▶ Your assignment
An exact copy of every entry is needed, without any of the pictures.

(Listed records Opens)

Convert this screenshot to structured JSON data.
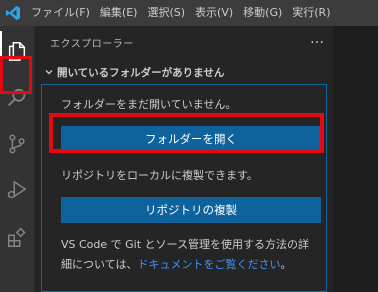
{
  "menu": [
    "ファイル(F)",
    "編集(E)",
    "選択(S)",
    "表示(V)",
    "移動(G)",
    "実行(R)"
  ],
  "sidebar": {
    "title": "エクスプローラー",
    "more_icon": "…",
    "section_title": "開いているフォルダーがありません",
    "no_folder_text": "フォルダーをまだ開いていません。",
    "open_folder_button": "フォルダーを開く",
    "clone_text": "リポジトリをローカルに複製できます。",
    "clone_button": "リポジトリの複製",
    "git_text_line1": "VS Code で Git とソース管理を使用する方法の詳",
    "git_text_line2_prefix": "細については、",
    "git_text_link": "ドキュメントをご覧ください",
    "git_text_line2_suffix": "。"
  },
  "icons": {
    "app": "vscode-logo-icon",
    "activity": [
      "explorer-icon",
      "search-icon",
      "source-control-icon",
      "run-debug-icon",
      "extensions-icon"
    ]
  },
  "colors": {
    "accent_button": "#0e639c",
    "highlight_box": "#e50914",
    "link": "#3794ff"
  }
}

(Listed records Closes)

▶ Exercise result
Convert this screenshot to structured JSON data.
{
  "menu": [
    "ファイル(F)",
    "編集(E)",
    "選択(S)",
    "表示(V)",
    "移動(G)",
    "実行(R)"
  ],
  "sidebar": {
    "title": "エクスプローラー",
    "more_icon": "…",
    "section_title": "開いているフォルダーがありません",
    "no_folder_text": "フォルダーをまだ開いていません。",
    "open_folder_button": "フォルダーを開く",
    "clone_text": "リポジトリをローカルに複製できます。",
    "clone_button": "リポジトリの複製",
    "git_text_line1": "VS Code で Git とソース管理を使用する方法の詳",
    "git_text_line2_prefix": "細については、",
    "git_text_link": "ドキュメントをご覧ください",
    "git_text_line2_suffix": "。"
  },
  "icons": {
    "app": "vscode-logo-icon",
    "activity": [
      "explorer-icon",
      "search-icon",
      "source-control-icon",
      "run-debug-icon",
      "extensions-icon"
    ]
  },
  "colors": {
    "accent_button": "#0e639c",
    "highlight_box": "#e50914",
    "link": "#3794ff"
  }
}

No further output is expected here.